gene duplication and DNA transposition within the human genome.
Our research specifically addresses a new paradigm that has emerged in
the past few years regarding the dynamic nature of human genome
structure. Particular chromosomal regions have been shown to be
active in the acquisition, duplication and dispersal of large
gene-containing genomic segments. We hypothesize that these jumping genomic segments, also
known as segmental
duplications, are part of an ongoing evolutionary process that
results in a novel form of large-scale DNA variation and contributes to
rapid primate gene evolution. At a structural level, duplications
may be viewed as dynamic mutations (Fig. 1)–an initial event increases
the probability of a second event. Sequence homology created as a
result of duplication increases the probability of additional rounds of
gene conversion, unequal crossing-over and subsequent
rearrangement. Not surprisingly, many of the
largest duplication blocks are substrates for recurrent chromosomal
structural rearrangements associated with certain human diseases and
disease susceptibility. Compared to
unique nonfunctional or neutral
DNA, these particular areas of the
genome represent hotspots of evolutionary and contemporary change.
Their impact on human disease and evolution
are only beginning to be understood.
Figure 1: Segmental Dynamic Mutation.
Non-allelic homologous recombination between blocks of segmental
duplication (blue) during meiosis leads to microdeletion and
microduplication of the unique region bracketed by duplications.
If the region contains dosage-sensitive genes (ABC), disease may
result.
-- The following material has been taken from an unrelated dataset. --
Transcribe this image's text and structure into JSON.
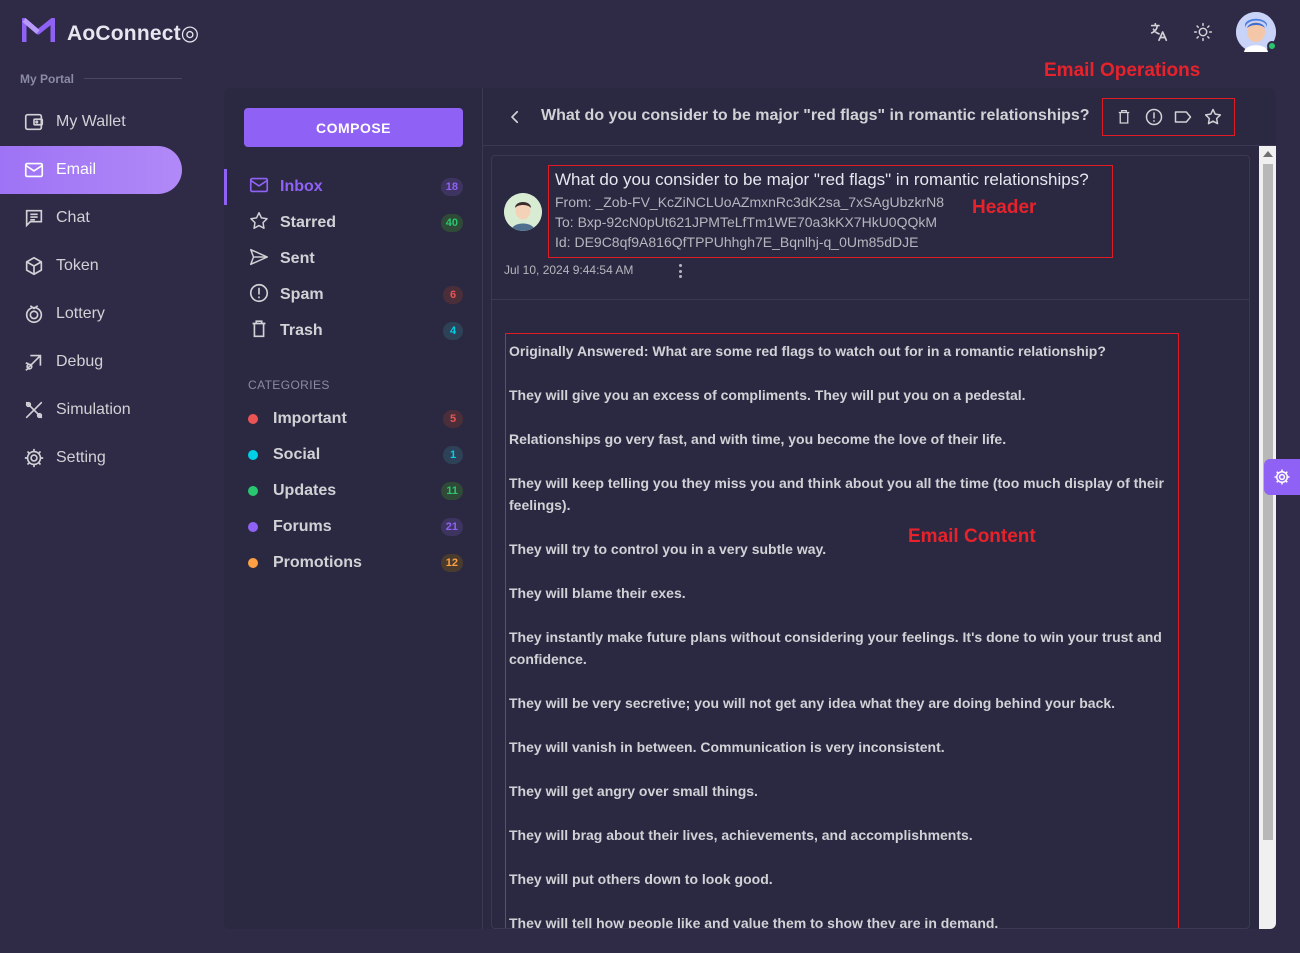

If not, the duplicated chromosome is predisposed to
additional rounds of microdeletion and duplication with increased